“Sail into the wind.” These were the words Tim St. Clair spoke to me in March 1995 following a three-week revival emphasis in our church. God had poured out His Presence on us, and had touched the hearts of our people to embrace a community that been tolerated at best, and stiff-armed at worst.
For five years I had been pastoring a church that had once been a leading church in the city of Fort Worth, but had experienced dramatic socio-economic and demographic change. The median income of the households surrounding our church was eight thousand dollars a year.
The once vibrant blue-collar neighborhood had transitioned into a Hispanic community. The school across the street, where the church had been founded 80 years before was now 90% Hispanic as families from Mexico, Cuba and several different Central American countries came pouring into the city searching for employment and affordable housing.
Racial tension existed between the neighboring black community and our newly arrived Hispanic neighbors, and it was fed by the rivalry for turf among the Crips, The Bloods and The Latin Kings. Businesses in the area were tagged with gang signs, as each group marked their territory.
I vividly remember the Saturday morning a drive by shooting left a riddled car and two dazed gang members on the steps of our church as we prepared for a wedding. The families visiting from Oklahoma couldn’t wait to make a run back to the border, north of the Red River.
A little over a month after I heard the words, “Sail into the wind,” our church was hit by “The Mayfest Hailstorm.” Softball sized hail swept through our neighborhood as the 10th Worst Storm in American history destroyed the roofs of our church, 70 A.C. units, three vans, and took out 500 windows. Just four years before we had rebuilt our church from a fire that gutted our auditorium. It was very discouraging as we said to ourselves, “Here we go again.”
As only God could do, He began to give me a vision to lead our people to sail into the winds of adversity and find His way through the storm. I formed MISSION FT. WORTH DISASTER RELIEF, and on Sunday afternoons after church we began by knocking on doors in a six square mile area, conducting a Disaster Relief Survey to determine the most pressing needs.
Over the next two years, we learned what it meant to sail into the wind as we…
- Provided disaster relief to hundreds of homes in our neighborhood, and enlisted our people and teams all over the country to roof over 100 homes.
- Launched a Language Center, offering the residents assistance in learning English as a second language.

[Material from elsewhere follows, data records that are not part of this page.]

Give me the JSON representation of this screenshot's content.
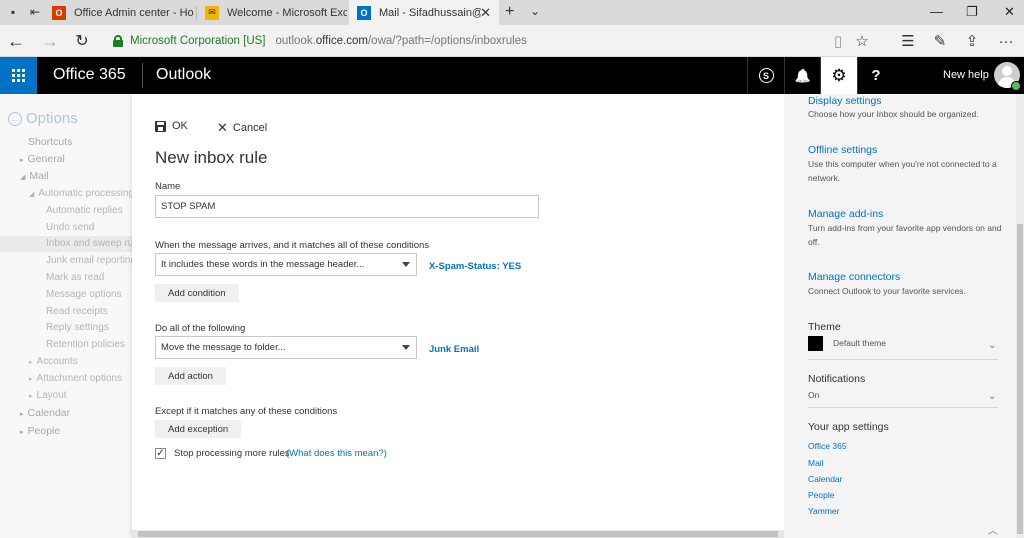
{
  "browser": {
    "tabs": [
      {
        "title": "Office Admin center - Home",
        "icon": "office-logo-icon",
        "color": "#d83b01"
      },
      {
        "title": "Welcome - Microsoft Exchange",
        "icon": "exchange-icon",
        "color": "#f2b600"
      },
      {
        "title": "Mail - Sifadhussain@NewHelp",
        "icon": "outlook-icon",
        "color": "#0072c6"
      }
    ],
    "window_controls": {
      "minimize": "—",
      "restore": "❐",
      "close": "✕"
    },
    "address": {
      "org": "Microsoft Corporation [US]",
      "url_prefix": "outlook.",
      "url_domain": "office.com",
      "url_path": "/owa/?path=/options/inboxrules"
    }
  },
  "suite": {
    "brand": "Office 365",
    "app": "Outlook",
    "user": "New help",
    "skype_glyph": "S",
    "help_glyph": "?",
    "bell_glyph": "🔔",
    "gear_glyph": "⚙"
  },
  "leftnav": {
    "title": "Options",
    "items": [
      {
        "label": "Shortcuts",
        "level": 0,
        "caret": ""
      },
      {
        "label": "General",
        "level": 0,
        "caret": "▸"
      },
      {
        "label": "Mail",
        "level": 0,
        "caret": "◢"
      },
      {
        "label": "Automatic processing",
        "level": 1,
        "caret": "◢"
      },
      {
        "label": "Automatic replies",
        "level": 2,
        "caret": ""
      },
      {
        "label": "Undo send",
        "level": 2,
        "caret": ""
      },
      {
        "label": "Inbox and sweep rules",
        "level": 2,
        "caret": "",
        "selected": true
      },
      {
        "label": "Junk email reporting",
        "level": 2,
        "caret": ""
      },
      {
        "label": "Mark as read",
        "level": 2,
        "caret": ""
      },
      {
        "label": "Message options",
        "level": 2,
        "caret": ""
      },
      {
        "label": "Read receipts",
        "level": 2,
        "caret": ""
      },
      {
        "label": "Reply settings",
        "level": 2,
        "caret": ""
      },
      {
        "label": "Retention policies",
        "level": 2,
        "caret": ""
      },
      {
        "label": "Accounts",
        "level": 1,
        "caret": "▸"
      },
      {
        "label": "Attachment options",
        "level": 1,
        "caret": "▸"
      },
      {
        "label": "Layout",
        "level": 1,
        "caret": "▸"
      },
      {
        "label": "Calendar",
        "level": 0,
        "caret": "▸"
      },
      {
        "label": "People",
        "level": 0,
        "caret": "▸"
      }
    ]
  },
  "dialog": {
    "ok_label": "OK",
    "cancel_label": "Cancel",
    "title": "New inbox rule",
    "name_label": "Name",
    "name_value": "STOP SPAM",
    "conditions_label": "When the message arrives, and it matches all of these conditions",
    "condition_select": "It includes these words in the message header...",
    "condition_value": "X-Spam-Status: YES",
    "add_condition": "Add condition",
    "actions_label": "Do all of the following",
    "action_select": "Move the message to folder...",
    "action_value": "Junk Email",
    "add_action": "Add action",
    "exceptions_label": "Except if it matches any of these conditions",
    "add_exception": "Add exception",
    "stop_processing_label": "Stop processing more rules",
    "stop_processing_checked": true,
    "stop_processing_link": "(What does this mean?)"
  },
  "rightpane": {
    "display": {
      "title": "Display settings",
      "desc": "Choose how your Inbox should be organized."
    },
    "offline": {
      "title": "Offline settings",
      "desc": "Use this computer when you're not connected to a network."
    },
    "addins": {
      "title": "Manage add-ins",
      "desc": "Turn add-ins from your favorite app vendors on and off."
    },
    "connectors": {
      "title": "Manage connectors",
      "desc": "Connect Outlook to your favorite services."
    },
    "theme": {
      "title": "Theme",
      "value": "Default theme"
    },
    "notifications": {
      "title": "Notifications",
      "value": "On"
    },
    "app_settings": {
      "title": "Your app settings",
      "apps": [
        "Office 365",
        "Mail",
        "Calendar",
        "People",
        "Yammer"
      ]
    }
  }
}
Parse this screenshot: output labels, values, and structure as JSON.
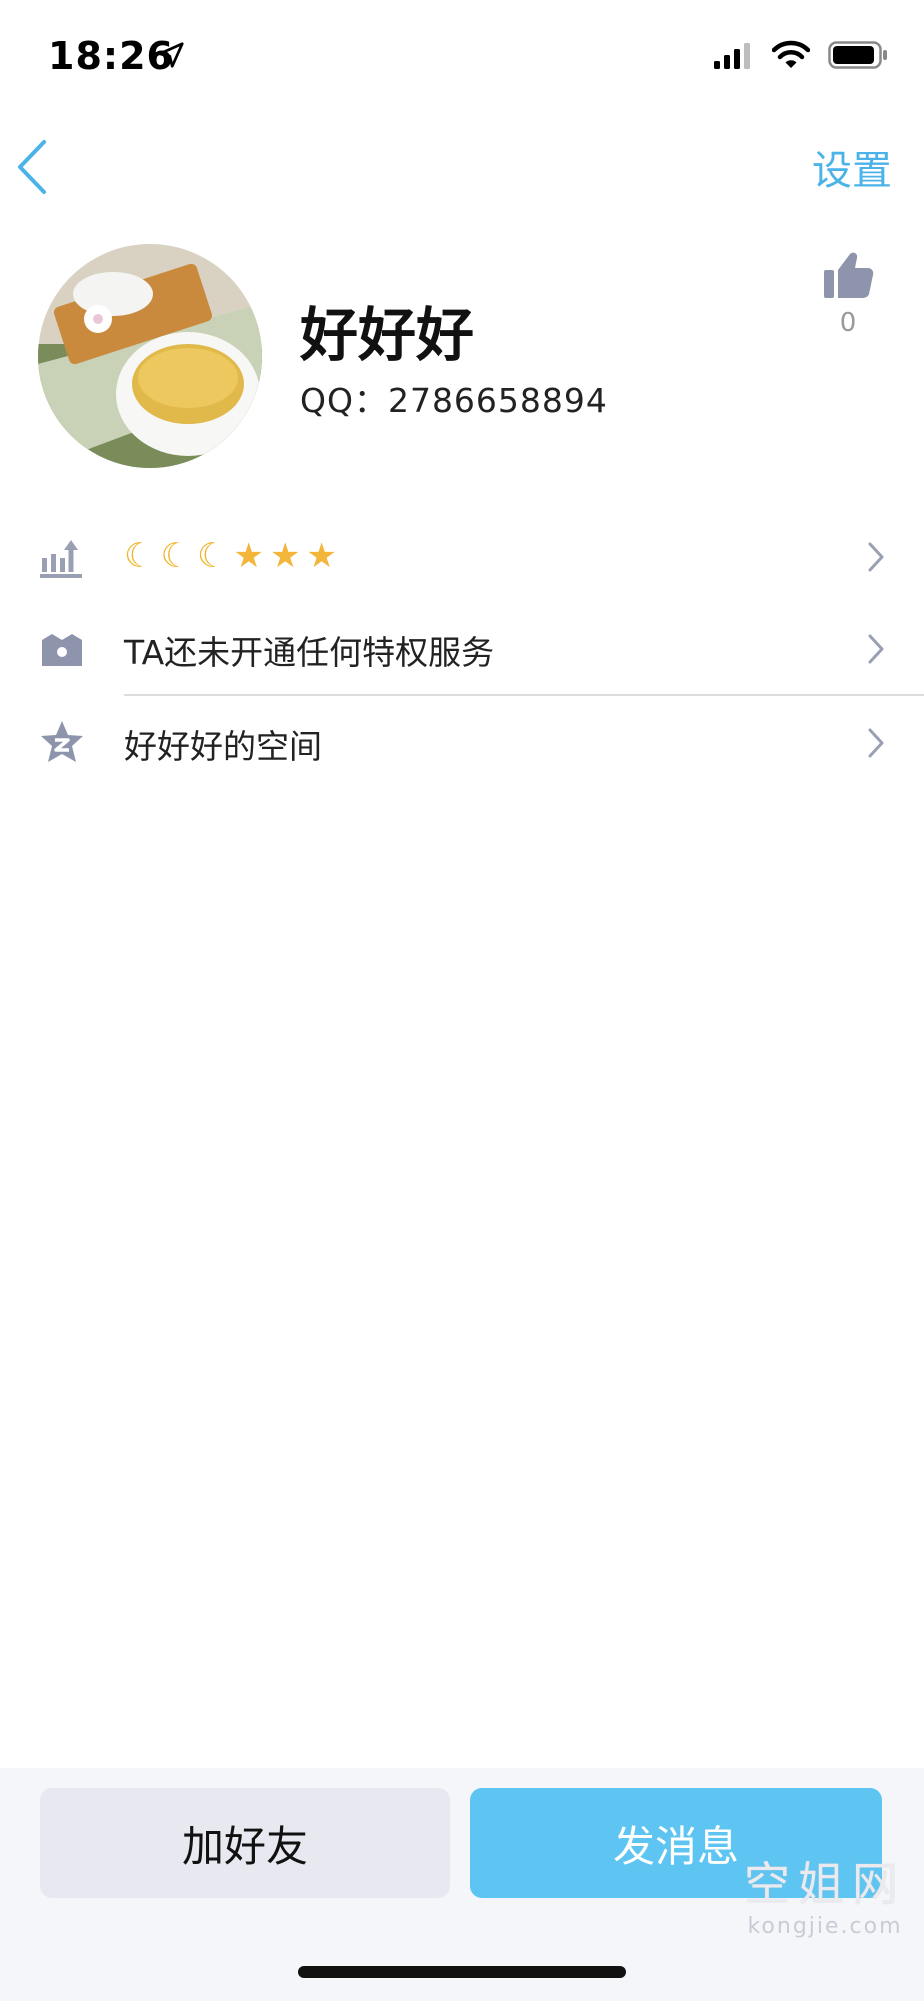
{
  "status_bar": {
    "time": "18:26",
    "icons": [
      "location-arrow-icon",
      "signal-icon",
      "wifi-icon",
      "battery-icon"
    ]
  },
  "nav": {
    "back_icon": "chevron-left-icon",
    "settings_label": "设置"
  },
  "profile": {
    "name": "好好好",
    "qq": "QQ：2786658894",
    "like_count": "0"
  },
  "rows": [
    {
      "icon": "level-icon",
      "label": "",
      "level_icons": [
        "moon",
        "moon",
        "moon",
        "star",
        "star",
        "star"
      ]
    },
    {
      "icon": "crown-icon",
      "label": "TA还未开通任何特权服务"
    },
    {
      "icon": "qzone-star-icon",
      "label": "好好好的空间"
    }
  ],
  "actions": {
    "add_friend": "加好友",
    "send_message": "发消息"
  },
  "watermark": {
    "main": "空姐网",
    "sub": "kongjie.com"
  },
  "colors": {
    "accent": "#4bb3e8",
    "primary_button": "#5ec4f2",
    "secondary_button": "#e8e9f0",
    "icon_gray": "#9aa0b4"
  }
}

- Adopted the elementary school across the street and provided winter coats for 900 students and teachers. These were designed as a school letter jacket in the schools purple and white colors, bearing the logo of their mascot and the school name on the back.
- Expanded our ministry to the community through a Food Pantry / Clothing Closet.
- Enlisted and trained volunteers to serve in the Choice Crisis Pregnancy Center that was opened by our church and operated on the outskirts of our property. Today it continues to lead expectant mothers to Christ and provide them with the resources they need to raise the children they choose to protect.
During this period of upheaval and uncertainty about our own future, we sailed into the wind by investing our lives in our community and embracing the people with the love of Jesus.
I personally dispensed with wearing a coat and tie for a year, since many of the people we were reaching had lost everything in the storm. All summer long, after church on Sunday mornings we would walk the streets of our neighborhood to knock on doors and follow up on the needs of people from Noon until night.
Three years later when I left the city of Fort Worth, a member of the City Council said to me, “I have never been to your church, but people all over the Eastside tell me you pastor that church that gets out of the walls of the building and takes it to the streets.” I don’t know if I have ever been given a greater compliment of my ministry.
As I recall those days, I remember a statement repeated to me over and over again by the people who invested so much and received so little in return. They would say, “I finally feel like I am being the church and not just going to church.”
My challenge to anyone interested in sailing into the wind and ministering to people where they are before they come to church is this:
“Be the church. Don’t just go to church. People may just follow you to church if you are the church where they need you the most.”